- Rachael's best bet for java: Top Pot Coffee & Doughnuts
- Rachael's insider tip: "A great way to save money is by trying places that offer dinner and entertainment. It's like getting a two-for-one."
- Rachael's hot list for Seattle:
Burger joint: Dick's Drive-In
Live music: The Crocodile Cafe
Wine menu: Impromptu
Innovative Asian cuisine: Wild Ginger
- Rachael's fast fact: Trinidad is the twin island republic of Trinidad & Tobago.
- Best on-the-go grub: A "doubles" is a sandwich that starts with a piece of fried, split-pea bread, called bara. Then it's topped with curried chick peas, or channa. You can spice it up with your choice of a specialty sauce, tasty chutney or sliced cucumbers in a pepper sauce. Then it's finished off with a second piece of bread. A "roti" is a burrito-like meal that is usually packed with curried goat, potato or chicken.

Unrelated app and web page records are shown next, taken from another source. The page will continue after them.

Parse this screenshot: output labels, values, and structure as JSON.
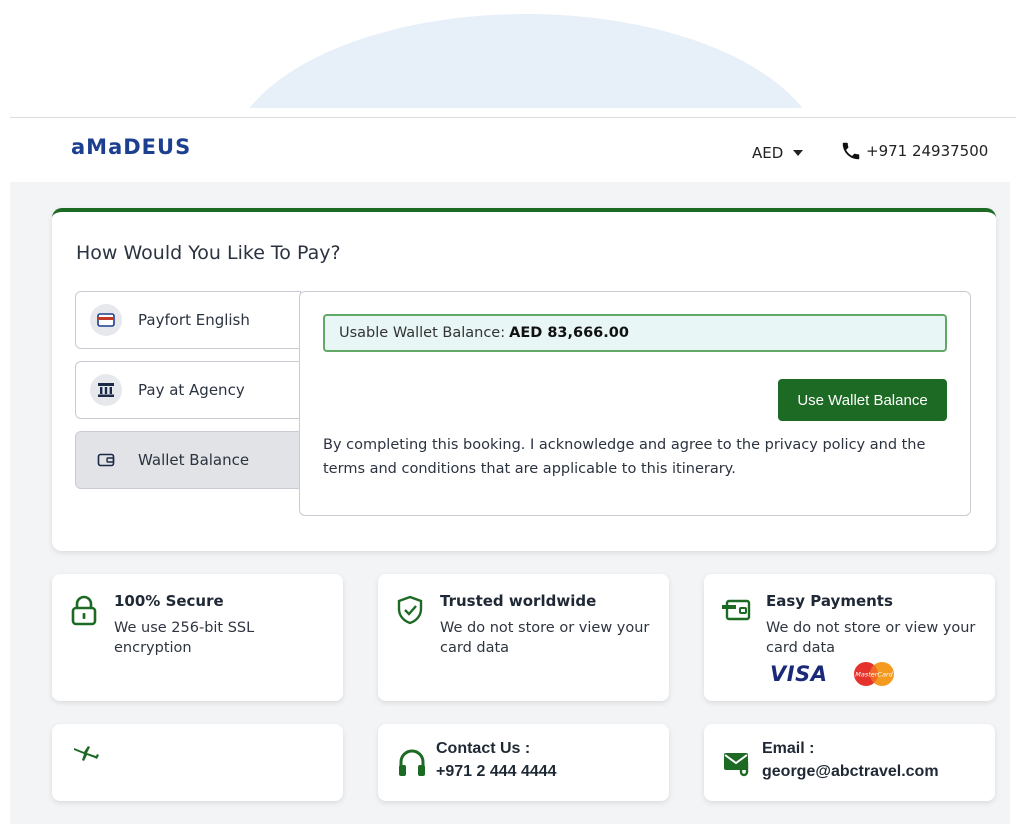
{
  "header": {
    "logo": "aMaDEUS",
    "currency": "AED",
    "phone": "+971 24937500"
  },
  "payment": {
    "title": "How Would You Like To Pay?",
    "options": [
      {
        "label": "Payfort English",
        "icon": "credit-card-icon",
        "selected": false
      },
      {
        "label": "Pay at Agency",
        "icon": "bank-icon",
        "selected": false
      },
      {
        "label": "Wallet Balance",
        "icon": "wallet-icon",
        "selected": true
      }
    ],
    "wallet_label": "Usable Wallet Balance:",
    "wallet_amount": "AED 83,666.00",
    "use_button": "Use Wallet Balance",
    "terms": "By completing this booking. I acknowledge and agree to the privacy policy and the terms and conditions that are applicable to this itinerary."
  },
  "features": [
    {
      "title": "100% Secure",
      "desc": "We use 256-bit SSL encryption",
      "icon": "lock-icon"
    },
    {
      "title": "Trusted worldwide",
      "desc": "We do not store or view your card data",
      "icon": "shield-check-icon"
    },
    {
      "title": "Easy Payments",
      "desc": "We do not store or view your card data",
      "icon": "wallet-card-icon",
      "visa": "VISA",
      "mastercard": "MasterCard"
    }
  ],
  "contact": {
    "icon": "plane-icon",
    "phone_label": "Contact Us :",
    "phone_value": "+971 2 444 4444",
    "email_label": "Email :",
    "email_value": "george@abctravel.com"
  },
  "colors": {
    "brand_green": "#1d6a24",
    "logo_blue": "#1c3f8f",
    "arc": "#e7eff8",
    "wallet_bg": "#e8f6f6"
  }
}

- Rachael's fast facts: Calypso music and pan music (aka steel drums) started in Trinidad. Steel-pan music took off in the late 1930s when oil drums were brought to Trinidad by U.S. troops.
- Trinidad food staples:
Pawpaw, an exotic fruit that has a mango banana flavor
Callaloo, a creamy Creole dish that is similar to spinach
Soursop, a tart fruit that makes up one of the island's most popular beverages
- Best bet for bird watchers: Because Trinidad is located on the migratory flight path of hundreds of species of birds, it is natural aviary and a great place to break out your binoculars.
- Talk like a Trinidadian: The expression, "liming" means hanging out, or chillin' out. Some say the term was coined when the British Navy would dock in Trinidad. The locals would hang out with the British, aka "the Limeys," and that's how the expression was created.
- Rachael's must-see: The botanical gardens in The Queen's Park Savannah are home to one of the oldest collections of exotic plants and trees in the Western Hemisphere.
- Best bet for beer: Carib
- Did you know? Angostura Bitters are native to Trinidad & Tobago, and the company has kept their legendary recipe a secret since 1824.